▸ **What the task asks**: Keeping each line intact, print the whole listing.

▸ **Input records**:
_ _ _ _ _ _ _
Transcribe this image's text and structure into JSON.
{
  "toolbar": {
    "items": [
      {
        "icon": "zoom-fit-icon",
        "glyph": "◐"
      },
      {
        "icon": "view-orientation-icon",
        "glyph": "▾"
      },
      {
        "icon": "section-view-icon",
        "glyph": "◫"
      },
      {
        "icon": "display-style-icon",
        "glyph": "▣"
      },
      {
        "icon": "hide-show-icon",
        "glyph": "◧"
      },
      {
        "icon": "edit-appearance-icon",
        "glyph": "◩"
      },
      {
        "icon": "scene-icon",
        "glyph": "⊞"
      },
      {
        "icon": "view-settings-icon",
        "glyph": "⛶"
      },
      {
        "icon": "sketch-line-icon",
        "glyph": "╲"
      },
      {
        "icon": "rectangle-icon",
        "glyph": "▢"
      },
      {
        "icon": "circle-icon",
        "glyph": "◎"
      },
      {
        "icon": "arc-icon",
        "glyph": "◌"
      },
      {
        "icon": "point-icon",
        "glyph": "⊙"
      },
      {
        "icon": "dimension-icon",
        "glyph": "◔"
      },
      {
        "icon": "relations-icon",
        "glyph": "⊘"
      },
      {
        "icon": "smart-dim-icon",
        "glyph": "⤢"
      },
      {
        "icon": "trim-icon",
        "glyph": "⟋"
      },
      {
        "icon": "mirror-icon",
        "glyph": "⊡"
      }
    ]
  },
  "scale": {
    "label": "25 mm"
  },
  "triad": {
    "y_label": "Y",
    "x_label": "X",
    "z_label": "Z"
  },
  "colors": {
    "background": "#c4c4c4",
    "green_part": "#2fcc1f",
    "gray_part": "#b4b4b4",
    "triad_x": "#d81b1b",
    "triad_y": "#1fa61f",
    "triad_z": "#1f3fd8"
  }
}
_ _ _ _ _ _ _
▸ **Solution for this exercise**:
Transcribe this image's text and structure into JSON.
{
  "toolbar": {
    "items": [
      {
        "icon": "zoom-fit-icon",
        "glyph": "◐"
      },
      {
        "icon": "view-orientation-icon",
        "glyph": "▾"
      },
      {
        "icon": "section-view-icon",
        "glyph": "◫"
      },
      {
        "icon": "display-style-icon",
        "glyph": "▣"
      },
      {
        "icon": "hide-show-icon",
        "glyph": "◧"
      },
      {
        "icon": "edit-appearance-icon",
        "glyph": "◩"
      },
      {
        "icon": "scene-icon",
        "glyph": "⊞"
      },
      {
        "icon": "view-settings-icon",
        "glyph": "⛶"
      },
      {
        "icon": "sketch-line-icon",
        "glyph": "╲"
      },
      {
        "icon": "rectangle-icon",
        "glyph": "▢"
      },
      {
        "icon": "circle-icon",
        "glyph": "◎"
      },
      {
        "icon": "arc-icon",
        "glyph": "◌"
      },
      {
        "icon": "point-icon",
        "glyph": "⊙"
      },
      {
        "icon": "dimension-icon",
        "glyph": "◔"
      },
      {
        "icon": "relations-icon",
        "glyph": "⊘"
      },
      {
        "icon": "smart-dim-icon",
        "glyph": "⤢"
      },
      {
        "icon": "trim-icon",
        "glyph": "⟋"
      },
      {
        "icon": "mirror-icon",
        "glyph": "⊡"
      }
    ]
  },
  "scale": {
    "label": "25 mm"
  },
  "triad": {
    "y_label": "Y",
    "x_label": "X",
    "z_label": "Z"
  },
  "colors": {
    "background": "#c4c4c4",
    "green_part": "#2fcc1f",
    "gray_part": "#b4b4b4",
    "triad_x": "#d81b1b",
    "triad_y": "#1fa61f",
    "triad_z": "#1f3fd8"
  }
}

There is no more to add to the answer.